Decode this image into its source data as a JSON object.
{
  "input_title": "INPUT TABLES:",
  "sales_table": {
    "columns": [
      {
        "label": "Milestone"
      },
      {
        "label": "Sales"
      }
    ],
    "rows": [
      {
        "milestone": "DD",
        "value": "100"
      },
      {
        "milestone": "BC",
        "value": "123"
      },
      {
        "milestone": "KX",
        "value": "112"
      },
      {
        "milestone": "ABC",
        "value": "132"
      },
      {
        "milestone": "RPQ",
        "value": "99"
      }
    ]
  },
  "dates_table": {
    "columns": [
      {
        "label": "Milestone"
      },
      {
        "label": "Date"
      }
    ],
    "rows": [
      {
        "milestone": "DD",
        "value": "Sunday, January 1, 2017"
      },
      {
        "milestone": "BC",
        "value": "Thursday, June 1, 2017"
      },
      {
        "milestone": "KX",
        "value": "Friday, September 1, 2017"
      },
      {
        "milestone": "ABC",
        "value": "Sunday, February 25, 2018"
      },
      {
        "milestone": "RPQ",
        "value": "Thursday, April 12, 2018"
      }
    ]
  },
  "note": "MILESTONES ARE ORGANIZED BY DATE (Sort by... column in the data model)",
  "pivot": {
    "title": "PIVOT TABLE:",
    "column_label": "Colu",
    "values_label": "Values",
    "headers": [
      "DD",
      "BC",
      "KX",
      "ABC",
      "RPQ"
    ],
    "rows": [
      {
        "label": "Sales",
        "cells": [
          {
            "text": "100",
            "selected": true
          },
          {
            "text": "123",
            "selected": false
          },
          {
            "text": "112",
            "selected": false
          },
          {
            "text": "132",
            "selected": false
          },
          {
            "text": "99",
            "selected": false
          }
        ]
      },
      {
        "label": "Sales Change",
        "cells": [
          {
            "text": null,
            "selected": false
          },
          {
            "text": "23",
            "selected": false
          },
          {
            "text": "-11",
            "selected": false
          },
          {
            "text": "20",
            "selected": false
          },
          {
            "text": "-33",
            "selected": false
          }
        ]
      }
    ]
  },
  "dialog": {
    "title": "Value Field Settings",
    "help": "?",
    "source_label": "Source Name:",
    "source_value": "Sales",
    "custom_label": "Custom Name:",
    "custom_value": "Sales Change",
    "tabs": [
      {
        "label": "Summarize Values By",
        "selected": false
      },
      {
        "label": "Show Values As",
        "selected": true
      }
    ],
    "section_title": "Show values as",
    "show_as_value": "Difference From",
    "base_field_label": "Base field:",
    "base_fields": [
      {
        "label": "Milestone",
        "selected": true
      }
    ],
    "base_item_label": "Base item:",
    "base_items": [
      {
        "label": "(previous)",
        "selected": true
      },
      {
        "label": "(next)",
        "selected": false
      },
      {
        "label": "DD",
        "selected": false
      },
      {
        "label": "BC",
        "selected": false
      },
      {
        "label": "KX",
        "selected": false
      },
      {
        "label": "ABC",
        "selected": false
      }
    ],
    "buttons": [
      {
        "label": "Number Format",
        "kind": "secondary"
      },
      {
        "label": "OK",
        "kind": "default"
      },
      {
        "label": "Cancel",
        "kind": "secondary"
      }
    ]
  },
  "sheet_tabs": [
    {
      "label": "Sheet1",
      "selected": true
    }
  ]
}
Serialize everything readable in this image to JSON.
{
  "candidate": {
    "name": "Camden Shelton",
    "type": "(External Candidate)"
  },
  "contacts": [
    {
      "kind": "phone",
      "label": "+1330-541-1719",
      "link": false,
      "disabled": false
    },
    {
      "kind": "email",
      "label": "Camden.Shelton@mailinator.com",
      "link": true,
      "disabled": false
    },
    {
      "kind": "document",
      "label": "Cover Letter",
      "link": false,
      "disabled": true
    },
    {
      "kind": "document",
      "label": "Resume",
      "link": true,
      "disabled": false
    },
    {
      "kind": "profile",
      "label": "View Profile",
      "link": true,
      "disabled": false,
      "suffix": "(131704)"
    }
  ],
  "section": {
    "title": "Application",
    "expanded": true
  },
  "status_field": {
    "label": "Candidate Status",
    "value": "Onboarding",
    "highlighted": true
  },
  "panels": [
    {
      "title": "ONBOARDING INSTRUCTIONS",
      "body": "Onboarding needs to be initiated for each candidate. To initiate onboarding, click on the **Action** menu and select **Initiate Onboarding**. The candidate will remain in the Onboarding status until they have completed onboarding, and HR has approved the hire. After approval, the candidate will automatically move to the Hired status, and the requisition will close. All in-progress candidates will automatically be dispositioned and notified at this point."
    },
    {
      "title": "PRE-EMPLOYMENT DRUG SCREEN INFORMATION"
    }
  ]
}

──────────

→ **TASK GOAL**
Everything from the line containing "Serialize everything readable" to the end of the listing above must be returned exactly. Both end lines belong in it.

→ **RESULT OF THIS EXERCISE**
Serialize everything readable in this image to JSON.
{
  "candidate": {
    "name": "Camden Shelton",
    "type": "(External Candidate)"
  },
  "contacts": [
    {
      "kind": "phone",
      "label": "+1330-541-1719",
      "link": false,
      "disabled": false
    },
    {
      "kind": "email",
      "label": "Camden.Shelton@mailinator.com",
      "link": true,
      "disabled": false
    },
    {
      "kind": "document",
      "label": "Cover Letter",
      "link": false,
      "disabled": true
    },
    {
      "kind": "document",
      "label": "Resume",
      "link": true,
      "disabled": false
    },
    {
      "kind": "profile",
      "label": "View Profile",
      "link": true,
      "disabled": false,
      "suffix": "(131704)"
    }
  ],
  "section": {
    "title": "Application",
    "expanded": true
  },
  "status_field": {
    "label": "Candidate Status",
    "value": "Onboarding",
    "highlighted": true
  },
  "panels": [
    {
      "title": "ONBOARDING INSTRUCTIONS",
      "body": "Onboarding needs to be initiated for each candidate. To initiate onboarding, click on the **Action** menu and select **Initiate Onboarding**. The candidate will remain in the Onboarding status until they have completed onboarding, and HR has approved the hire. After approval, the candidate will automatically move to the Hired status, and the requisition will close. All in-progress candidates will automatically be dispositioned and notified at this point."
    },
    {
      "title": "PRE-EMPLOYMENT DRUG SCREEN INFORMATION"
    }
  ]
}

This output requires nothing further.